Each child of a parent with HD has a 50 percent chance of inheriting the HD gene. A child who does not inherit the HD gene will not develop the disease, and generally, they cannot pass it on to their children or other future generations.
50:50 chance that each of their children will develop Huntington's disease - affected children can pass the gene to children they may have. 50:50 chance that each of their children won't develop Huntington's disease - unaffected children can't pass the gene to children they may have.
There is no cure, and it is fatal. People are born with the defective gene that causes the disease. But symptoms usually don't appear until middle age. Most cases of Huntington's disease are diagnosed between the ages of 30 and 50.
Huntington's is a dominant genetic disease. With these diseases, you are almost never an invisible carrier like you can be with recessive genetic diseases. You usually can't pass on a gene that causes the disease because you don't have it.
After Huntington's disease starts, a person's functional abilities gradually worsen over time. The rate of disease progression and duration varies. The time from the first symptoms to death is often about 10 to 30 years. Juvenile Huntington's disease usually results in death within 10 years after symptoms develop.
o How many Australians have Huntington's disease? The best available published evidence of relevance to Australia suggests a prevalence rate of 8.4 per 100,000 people. This indicates that with a current population of 25.7 million people in Australia1, there is currently around 2,160 people with a diagnosis of HD.
Huntington's disease is a condition that stops parts of the brain working properly over time. It's passed on (inherited) from a person's parents. It gets gradually worse over time and is usually fatal after a period of up to 20 years.
There have been reports that juvenile onset Huntington's chorea is almost always inherited from the father, and that late-onset Huntington's chorea is inherited more often from the mother than from the father.
Researchers believe this long protein damages and kills brain cells. Anyone who inherits the gene will eventually develop HD symptoms. The exact age when symptoms appear varies. Often, HD symptoms start earlier in each new generation than in the previous generation.
The overall presentation of HD was considered to be initially mild by most families in this study, but progression in motor and/or behavior symptoms eventually occurred in all 30 subjects evaluated more than once.
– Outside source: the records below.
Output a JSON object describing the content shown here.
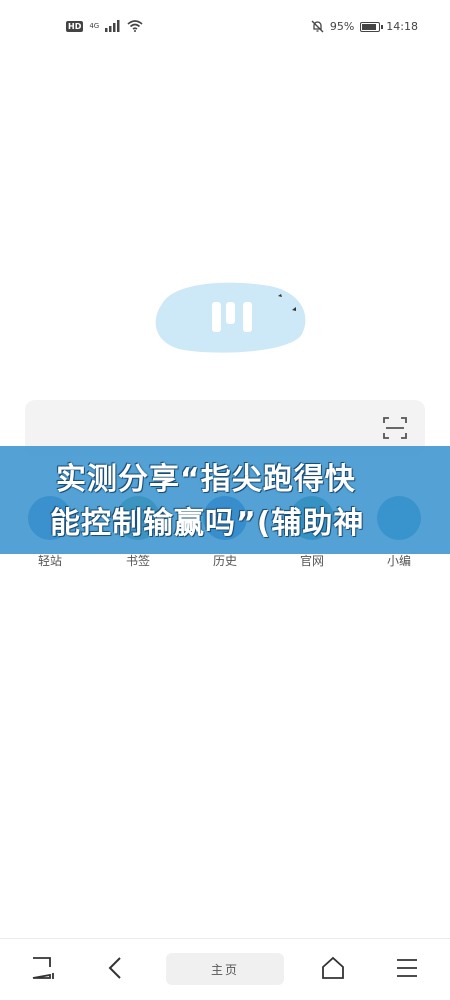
{
  "status_bar": {
    "hd": "HD",
    "network": "4G",
    "battery_percent": "95%",
    "battery_level": 0.95,
    "time": "14:18"
  },
  "logo": {
    "name": "browser-logo",
    "color": "#cde8f6",
    "mark_color": "#ffffff"
  },
  "search": {
    "scan_icon": "scan-icon"
  },
  "quick_links": [
    {
      "label": "轻站",
      "color": "#3b7fc9"
    },
    {
      "label": "书签",
      "color": "#4c9a6b"
    },
    {
      "label": "历史",
      "color": "#2f6db8"
    },
    {
      "label": "官网",
      "color": "#1f8a7a"
    },
    {
      "label": "小编",
      "color": "#3a8bbd"
    }
  ],
  "banner": {
    "line1": "实测分享“指尖跑得快",
    "line2": "能控制输赢吗”(辅助神",
    "background": "#3a94ce"
  },
  "bottom_nav": {
    "home_label": "主页",
    "icons": [
      "tabs-icon",
      "back-icon",
      "home-icon",
      "menu-icon"
    ]
  }
}
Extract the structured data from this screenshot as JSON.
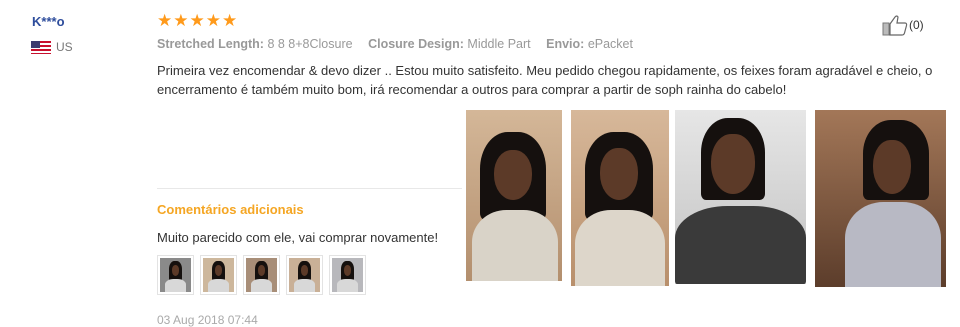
{
  "reviewer": {
    "name": "K***o",
    "country": "US"
  },
  "rating": {
    "stars": 5,
    "max": 5
  },
  "helpful": {
    "count": "(0)",
    "icon": "thumbs-up-icon"
  },
  "attributes": [
    {
      "key": "Stretched Length:",
      "value": "8 8 8+8Closure"
    },
    {
      "key": "Closure Design:",
      "value": "Middle Part"
    },
    {
      "key": "Envio:",
      "value": "ePacket"
    }
  ],
  "review_text": "Primeira vez encomendar & devo dizer .. Estou muito satisfeito. Meu pedido chegou rapidamente, os feixes foram agradável e cheio, o encerramento é também muito bom, irá recomendar a outros para comprar a partir de soph rainha do cabelo!",
  "additional": {
    "title": "Comentários adicionais",
    "text": "Muito parecido com ele, vai comprar novamente!"
  },
  "date": "03 Aug 2018 07:44",
  "colors": {
    "star": "#ff9a1b",
    "accent": "#f5a623",
    "name": "#2e4d9c"
  }
}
This disease often affects a person's ability to plan, make decisions, and process complex topics. But patients usually retain past memories, and are able to recognize people, objects, letters, numbers, and colors. They are often able to continue carrying out jobs that they have previously been doing for many years.
Huntington's disease (HD) is an autosomal dominant neurodegenerative disorder that usually starts in mid-adult life. The clinical disease progresses to death over an average of 20 years.
They may lack inhibition, and do or say things that one would normally find embarrassing. People with Huntington's may also be less able to control their emotions, possibly leading to outbursts of screaming, swearing, slamming doors, hitting walls, or the like. Patterns of behavior can change as the disease progresses.
The symptoms usually start at 30 to 50 years of age, but can begin earlier than this (juvenile Huntington's disease) or much later. Once they start, the symptoms usually get gradually worse.
The future of Huntington's disease management
“The goal is to slow down the course of Huntington's disease, preferably preventing its progression entirely.” Younes indicated there might even be an opportunity to proactively start treatment for people who carry the genetic mutation that causes Huntington's disease.
In early stage HD, individuals are largely functional and may continue to work, drive, handle money, and live independently. Symptoms may include minor involuntary movements, subtle loss of coordination, difficulty thinking through complex problems, and perhaps some depression, irritability, or disinhibition.
It affects males and females equally and crosses all ethnic and racial boundaries. Typically, symptoms begin between age 30 and 55. Children of parents with Huntington's disease have a 50 percent chance of inheriting the HD gene.
during the time surrounding death. For the purpose of this fact sheet, the beginning of end-of-life in HD is determined as the stage when the person affected has little control over movement, is bedbound, unable to communicate, unable to eat and drink on his/her own and experiences severe chorea or extreme rigidity.
Results. HD patients showed significant sex-dependent differences in motor, cognitive, and behavioral symptoms. Both sexes had worsened motor symptoms over the course of four visits, but there was a significant disparity between sexes, with females consistently presenting with more symptoms than males.
Pneumonia and heart disease are the two leading causes of death for people with HD.
Weight loss can make symptoms worse and weaken the patient's immune system, making them more vulnerable to infections and other complications. Huntington's disease itself is not usually fatal, but it can lead to choking, pneumonia, or other infections that can lead to death.
Early signs and symptoms can include irritability, depression, small involuntary movements, poor coordination, and trouble learning new information or making decisions. Many people with Huntington disease develop involuntary jerking or twitching movements known as chorea.
Symptoms of HD typically appear in middle-aged people (adult HD). They can also appear in children (juvenile HD), but this is rare. The disease gets worse over time.
Huntington's disease is currently found in many different countries and ethnic groups around the world. The highest frequencies of HD are found in Europe and countries of European origin, such as the United States and Australia. The lowest documented frequencies of HD are found in Africa, China, Japan, and Finland.